Some of Life’s Best Lessons are Learned from “Home Work”
Growing up in a small foothill community outside the San Joaquin Valley in California, Debbie Barkela raised purebred Simmental Cattle. She showed market lambs and barrows, as well as horses. She also served as an officer for her FFA chapter and for sectionals, plus was a member of the FFA livestock judging team. It was all good training ground to become an agricultural instructor and FFA advisor. She has taught agriculture since August 2010 in the Belmond-Klemme Community School.
“I’ve always wanted to be involved in agriculture,” explains Debbie. “After serving on the American Junior Simmental board of trustees, I really found that I enjoyed being around kids, especially those who had an interest in agriculture.”

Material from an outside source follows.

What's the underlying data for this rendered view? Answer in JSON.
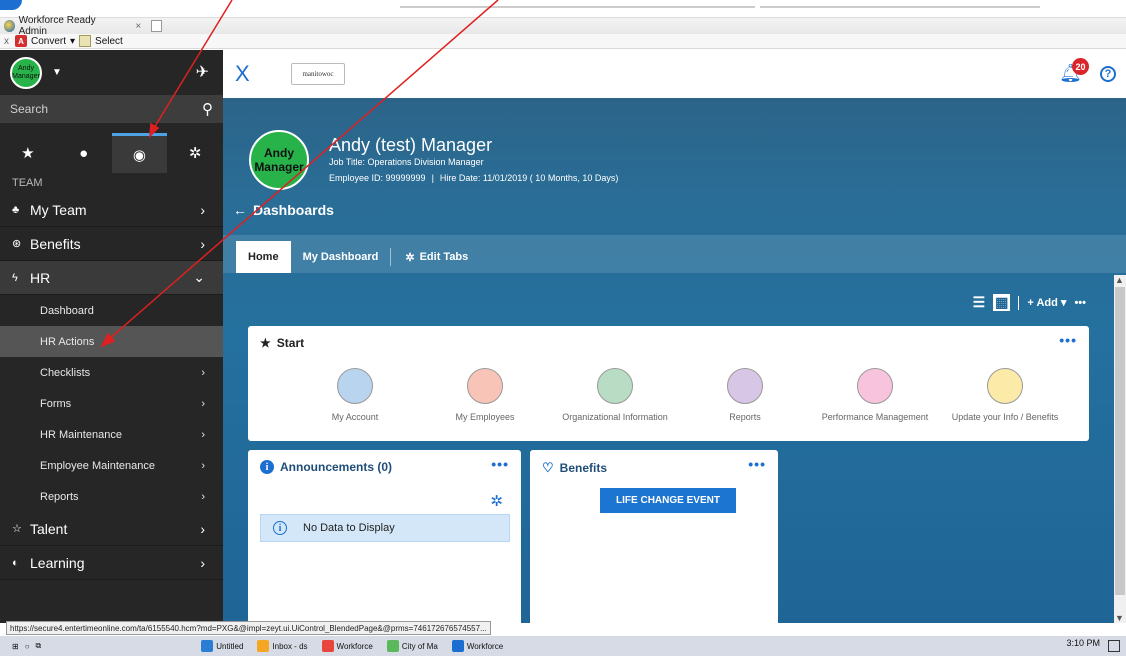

Upon graduating from high school, Debbie packed her bags and headed for the Midwest.
“I was able to visit several colleges while participating at AJSA (American Junior Simmental Association) Junior Nationals and met several professors,” she says. “I fell in love with the campus and felt like Iowa State was a perfect fit for me. I also had some nudging from family friends, AJSA members who were from Iowa and were ISU alums.”
While attending Iowa State University (ISU), Debbie met Chad Barkela. The couple was married May 29, 1999, and have three sons. Brady graduated from West Fork High School in 2020. Briley will be a sophomore at Belmond-Klemme and Blake will be an eighth grader this fall. Their boys raise and show market lambs and hogs. Briley also has a few ewes that he lambs and a few sows that he farrows out with the help of his brothers. The boys also spend time preparing and showing their horses throughout the year.

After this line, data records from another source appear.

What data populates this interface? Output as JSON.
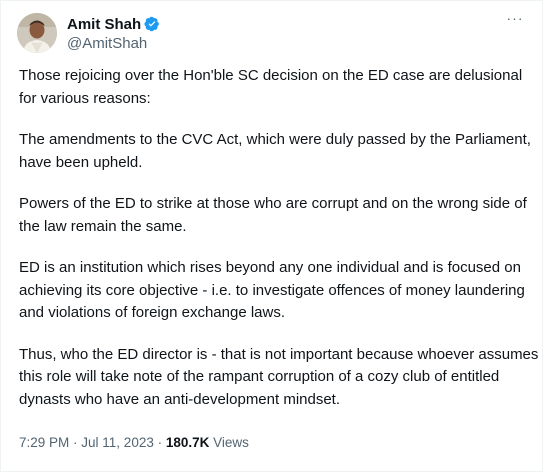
{
  "author": {
    "display_name": "Amit Shah",
    "handle": "@AmitShah",
    "verified_icon": "verified-badge-icon",
    "verified_color": "#1d9bf0"
  },
  "menu": {
    "more_icon": "more-options-icon",
    "more_glyph": "···"
  },
  "tweet": {
    "paragraphs": [
      "Those rejoicing over the Hon'ble SC decision on the ED case are delusional for various reasons:",
      "The amendments to the CVC Act, which were duly passed by the Parliament, have been upheld.",
      "Powers of the ED to strike at those who are corrupt and on the wrong side of the law remain the same.",
      "ED is an institution which rises beyond any one individual and is focused on achieving its core objective - i.e. to investigate offences of money laundering and violations of foreign exchange laws.",
      "Thus, who the ED director is - that is not important because whoever assumes this role will take note of the rampant corruption of a cozy club of entitled dynasts who have an anti-development mindset."
    ]
  },
  "meta": {
    "time": "7:29 PM",
    "separator": " · ",
    "date": "Jul 11, 2023",
    "views_count": "180.7K",
    "views_label": " Views"
  },
  "colors": {
    "text_primary": "#0f1419",
    "text_secondary": "#536471",
    "accent": "#1d9bf0"
  }
}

“Some of the most important parts of showing animals at the fair is the work that is done at home. It helps build confidence and an understanding of what needs to be done,” says Debbie. “We also need to remember that in the end everyone must have fun! No matter how competitive you are, the social part of showing livestock is important. The friends and extended family that you gain will be with you for a lifetime.”

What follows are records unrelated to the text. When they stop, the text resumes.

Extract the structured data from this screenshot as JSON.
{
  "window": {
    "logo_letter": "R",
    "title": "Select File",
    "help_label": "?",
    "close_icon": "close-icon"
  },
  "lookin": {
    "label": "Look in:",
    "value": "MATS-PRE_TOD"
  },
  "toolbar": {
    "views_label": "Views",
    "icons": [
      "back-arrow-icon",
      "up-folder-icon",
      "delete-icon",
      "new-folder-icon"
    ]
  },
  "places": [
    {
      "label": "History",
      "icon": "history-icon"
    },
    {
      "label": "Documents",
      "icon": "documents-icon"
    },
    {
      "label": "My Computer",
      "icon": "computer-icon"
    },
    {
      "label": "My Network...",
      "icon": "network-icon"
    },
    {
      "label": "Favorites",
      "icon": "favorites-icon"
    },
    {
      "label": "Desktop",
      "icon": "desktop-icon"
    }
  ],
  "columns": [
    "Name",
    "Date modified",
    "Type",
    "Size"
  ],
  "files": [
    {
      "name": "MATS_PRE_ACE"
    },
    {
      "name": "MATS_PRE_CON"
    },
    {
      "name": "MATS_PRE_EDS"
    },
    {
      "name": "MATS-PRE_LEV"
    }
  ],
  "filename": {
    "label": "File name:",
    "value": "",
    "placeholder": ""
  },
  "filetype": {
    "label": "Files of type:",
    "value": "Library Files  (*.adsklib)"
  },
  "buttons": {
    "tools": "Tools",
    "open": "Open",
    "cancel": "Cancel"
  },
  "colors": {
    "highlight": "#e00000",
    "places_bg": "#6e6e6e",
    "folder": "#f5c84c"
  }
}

Belmond-Klemme FFA Chapter
Whether they’re trying a new CDE (career development event) or applying for a proficiency award, Mrs. Barkela says she enjoys seeing students set goals and work to achieve them.
“My goal is to make sure every student gets a good understanding of what agriculture is and how important agriculture is to our daily lives,” says Mrs. Barkela, who was named the 2018 Star District Advisor for the North Central District.
When Mrs. Barkela began teaching at Belmond-Klemme, B-K FFA had not had an Iowa Degree recipient in more than 25 years. Natalee Dippel in 2020 became the first female from B-K FFA to receive the highest honor in FFA, and she is the B-K chapter’s first American Degree recipient in more than 30 years. Eight B-K FFA members also earned their Iowa degrees in 2020.
The B-K FFA Chapter is very active in helping its community. Each year it hosts a district-wide food drive during which approximately 2,500 items are donated to the local food pantry. This year the chapter also collected food items for boxes for families in our communities. Thanks to Iowa Select Farms, the B-K FFA was able to include pork loins for families in need. Chapter members delivered boxes to families in Belmond, Klemme, Rowan and Goodell.
Belmond-Klemme FFA members also help annually with the community garden. Due to the school closing so rapidly and unexpectedly during the COVID-19 pandemic, this year’s garden has required more community cooperation. Chapter Vice President Emma Carlson put a great plan in place and rallied community members to help start seeds for the garden. Chapter President Kaleb Carlson built a blessing box in which produce will be placed, and families in need can help themselves.
In addition to these projects, the B-K FFA has taken on new project with Growing Hope Globally. Almost 20 acres of corn was planted this spring. Money raised from this crop will be used to help educate farmers in a developing country. This project, in particular, is a way for students who don’t live on a farm to participate in a crop-growing SAE project.
“More than half our members don’t live on farms, and I wish more students realized this. One misconception is that to be successful in ag class or FFA you need to be from a farm. This is far from the truth! Our CDE’s and LDE’s (leadership development contests) help all students gain skills that will be useful regardless of what career path they take. FFA members learn everything from how to correctly run a meeting to how to select the perfect steak for supper. We all can use skills like those!”
In celebration of all the fresh vegetables growing in the Belmond Community Garden, today the B-K FFA is sharing with us a recipe for marinated vegetable salad. It’s also a great recipe for home gardeners or consumers who enjoy shopping at the farmers’ market.
Marinated Veggie Salad
- Red onion
- Favorite Italian dressing
- Balsamic vinegar
Pick, wash and cut your favorite vegetables. Pick your favorite Italian dressing to marinate. I always like to add a dash of pepper and a couple splashes of balsamic vinegar.
COOK’S TIP: If you’re using asparagus, it needs to be blanched before it’s added to the marinade.